_Goal of the exercise_.
Please find the lines in the entries below that contain the word "JSON", and copy each one.

********

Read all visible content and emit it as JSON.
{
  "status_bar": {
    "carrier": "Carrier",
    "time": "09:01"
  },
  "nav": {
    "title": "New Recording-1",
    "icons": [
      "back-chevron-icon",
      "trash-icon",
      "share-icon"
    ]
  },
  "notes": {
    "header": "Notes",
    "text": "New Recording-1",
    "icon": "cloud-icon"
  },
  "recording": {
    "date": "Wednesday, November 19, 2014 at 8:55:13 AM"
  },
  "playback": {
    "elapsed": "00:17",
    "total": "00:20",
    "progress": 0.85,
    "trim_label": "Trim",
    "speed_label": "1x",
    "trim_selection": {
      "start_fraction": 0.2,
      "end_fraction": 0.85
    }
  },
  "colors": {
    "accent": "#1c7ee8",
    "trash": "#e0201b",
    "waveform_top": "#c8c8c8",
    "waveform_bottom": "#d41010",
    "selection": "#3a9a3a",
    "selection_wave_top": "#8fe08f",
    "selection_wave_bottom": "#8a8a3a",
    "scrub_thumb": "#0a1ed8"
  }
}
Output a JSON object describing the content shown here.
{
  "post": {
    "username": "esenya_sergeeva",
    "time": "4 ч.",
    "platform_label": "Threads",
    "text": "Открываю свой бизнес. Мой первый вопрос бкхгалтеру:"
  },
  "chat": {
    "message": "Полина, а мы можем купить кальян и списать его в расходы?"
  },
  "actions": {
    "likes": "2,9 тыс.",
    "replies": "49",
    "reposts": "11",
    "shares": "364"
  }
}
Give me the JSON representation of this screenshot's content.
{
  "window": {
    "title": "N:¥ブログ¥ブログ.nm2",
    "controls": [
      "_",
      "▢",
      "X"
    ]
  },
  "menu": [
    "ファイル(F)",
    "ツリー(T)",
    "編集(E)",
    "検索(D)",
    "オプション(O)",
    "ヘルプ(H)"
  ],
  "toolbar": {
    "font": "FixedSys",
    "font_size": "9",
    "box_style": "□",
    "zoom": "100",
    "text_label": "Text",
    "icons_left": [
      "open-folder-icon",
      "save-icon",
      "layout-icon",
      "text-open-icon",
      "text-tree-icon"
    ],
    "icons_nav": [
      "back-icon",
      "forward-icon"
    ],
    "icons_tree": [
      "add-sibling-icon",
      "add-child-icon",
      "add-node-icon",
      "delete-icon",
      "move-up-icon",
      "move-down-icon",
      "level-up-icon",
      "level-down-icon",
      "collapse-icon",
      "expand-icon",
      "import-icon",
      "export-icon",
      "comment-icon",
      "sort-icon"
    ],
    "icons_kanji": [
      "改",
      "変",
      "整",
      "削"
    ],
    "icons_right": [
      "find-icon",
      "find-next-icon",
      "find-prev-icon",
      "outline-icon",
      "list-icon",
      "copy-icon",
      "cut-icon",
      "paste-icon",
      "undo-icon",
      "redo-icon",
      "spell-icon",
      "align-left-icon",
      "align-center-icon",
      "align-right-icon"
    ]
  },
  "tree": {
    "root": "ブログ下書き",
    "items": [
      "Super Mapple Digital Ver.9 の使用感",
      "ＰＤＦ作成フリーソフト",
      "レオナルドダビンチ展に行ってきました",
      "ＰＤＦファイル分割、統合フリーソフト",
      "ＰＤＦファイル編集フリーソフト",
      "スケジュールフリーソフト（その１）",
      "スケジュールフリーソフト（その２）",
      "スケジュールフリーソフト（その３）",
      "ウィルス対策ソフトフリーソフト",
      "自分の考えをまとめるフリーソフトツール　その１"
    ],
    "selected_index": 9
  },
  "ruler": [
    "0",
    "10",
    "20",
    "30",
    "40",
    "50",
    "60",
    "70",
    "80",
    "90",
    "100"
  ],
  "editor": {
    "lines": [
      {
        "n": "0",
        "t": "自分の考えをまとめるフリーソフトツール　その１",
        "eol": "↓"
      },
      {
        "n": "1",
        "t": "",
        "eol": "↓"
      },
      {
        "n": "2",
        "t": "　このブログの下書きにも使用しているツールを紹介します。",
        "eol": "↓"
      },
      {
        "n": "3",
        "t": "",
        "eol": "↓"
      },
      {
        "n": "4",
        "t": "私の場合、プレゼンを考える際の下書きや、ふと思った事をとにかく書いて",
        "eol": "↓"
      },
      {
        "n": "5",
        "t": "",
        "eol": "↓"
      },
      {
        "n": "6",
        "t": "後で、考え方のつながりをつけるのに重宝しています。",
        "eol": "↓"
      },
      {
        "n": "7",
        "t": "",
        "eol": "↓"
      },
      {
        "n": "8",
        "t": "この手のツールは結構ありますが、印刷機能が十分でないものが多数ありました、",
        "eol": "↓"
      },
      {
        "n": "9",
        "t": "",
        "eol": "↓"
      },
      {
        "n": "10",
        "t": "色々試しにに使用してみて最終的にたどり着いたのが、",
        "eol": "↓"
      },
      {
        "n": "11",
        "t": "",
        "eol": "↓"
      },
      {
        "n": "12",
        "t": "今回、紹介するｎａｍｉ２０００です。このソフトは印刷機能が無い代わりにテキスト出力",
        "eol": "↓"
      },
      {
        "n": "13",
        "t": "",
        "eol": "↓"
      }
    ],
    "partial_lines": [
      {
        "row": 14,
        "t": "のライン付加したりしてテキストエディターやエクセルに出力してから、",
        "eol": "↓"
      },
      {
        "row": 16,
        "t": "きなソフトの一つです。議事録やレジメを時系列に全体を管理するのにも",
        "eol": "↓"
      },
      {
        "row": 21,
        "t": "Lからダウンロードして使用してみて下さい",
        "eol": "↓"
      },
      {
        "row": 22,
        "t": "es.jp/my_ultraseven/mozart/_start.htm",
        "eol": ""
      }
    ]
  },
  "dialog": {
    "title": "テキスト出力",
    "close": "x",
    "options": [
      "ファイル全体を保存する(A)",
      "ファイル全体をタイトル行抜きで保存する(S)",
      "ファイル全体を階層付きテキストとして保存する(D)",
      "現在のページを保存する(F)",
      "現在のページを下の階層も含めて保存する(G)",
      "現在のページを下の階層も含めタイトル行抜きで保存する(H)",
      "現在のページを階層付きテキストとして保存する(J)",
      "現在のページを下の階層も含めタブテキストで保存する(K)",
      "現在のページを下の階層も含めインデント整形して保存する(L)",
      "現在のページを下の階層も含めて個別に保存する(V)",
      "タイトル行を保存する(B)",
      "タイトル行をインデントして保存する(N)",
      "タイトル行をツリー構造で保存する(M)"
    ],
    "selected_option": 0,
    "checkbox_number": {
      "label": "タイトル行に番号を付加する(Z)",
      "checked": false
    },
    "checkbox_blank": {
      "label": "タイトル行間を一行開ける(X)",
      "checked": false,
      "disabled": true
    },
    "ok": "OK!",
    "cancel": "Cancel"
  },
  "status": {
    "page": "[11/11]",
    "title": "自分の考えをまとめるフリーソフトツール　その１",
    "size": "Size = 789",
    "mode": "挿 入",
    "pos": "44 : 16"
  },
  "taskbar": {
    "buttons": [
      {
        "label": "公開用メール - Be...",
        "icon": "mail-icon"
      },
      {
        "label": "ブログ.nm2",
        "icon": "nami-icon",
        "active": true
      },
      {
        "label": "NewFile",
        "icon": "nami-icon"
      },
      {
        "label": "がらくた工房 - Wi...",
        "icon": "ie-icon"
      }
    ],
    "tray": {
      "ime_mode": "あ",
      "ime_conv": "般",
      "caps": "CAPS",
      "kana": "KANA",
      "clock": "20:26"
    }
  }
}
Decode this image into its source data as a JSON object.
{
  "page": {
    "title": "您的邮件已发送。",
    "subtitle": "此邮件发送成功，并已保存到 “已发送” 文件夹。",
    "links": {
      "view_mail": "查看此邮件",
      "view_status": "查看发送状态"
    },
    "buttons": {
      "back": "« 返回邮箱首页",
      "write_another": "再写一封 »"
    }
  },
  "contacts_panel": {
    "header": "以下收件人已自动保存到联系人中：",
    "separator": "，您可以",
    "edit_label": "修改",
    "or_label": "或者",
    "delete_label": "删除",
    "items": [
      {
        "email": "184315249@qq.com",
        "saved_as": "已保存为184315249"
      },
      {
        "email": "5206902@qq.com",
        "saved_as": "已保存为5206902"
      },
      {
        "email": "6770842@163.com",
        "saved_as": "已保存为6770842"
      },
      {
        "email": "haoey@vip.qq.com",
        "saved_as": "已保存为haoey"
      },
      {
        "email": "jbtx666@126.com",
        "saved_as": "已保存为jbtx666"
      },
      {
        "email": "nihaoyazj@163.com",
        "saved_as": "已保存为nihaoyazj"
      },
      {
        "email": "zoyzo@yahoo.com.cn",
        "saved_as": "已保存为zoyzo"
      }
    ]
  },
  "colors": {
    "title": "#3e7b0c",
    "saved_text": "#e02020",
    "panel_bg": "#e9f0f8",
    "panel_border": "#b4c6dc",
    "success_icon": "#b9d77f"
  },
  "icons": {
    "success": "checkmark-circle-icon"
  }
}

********

_Solution_.
Read all visible content and emit it as JSON.
Output a JSON object describing the content shown here.
Give me the JSON representation of this screenshot's content.
Decode this image into its source data as a JSON object.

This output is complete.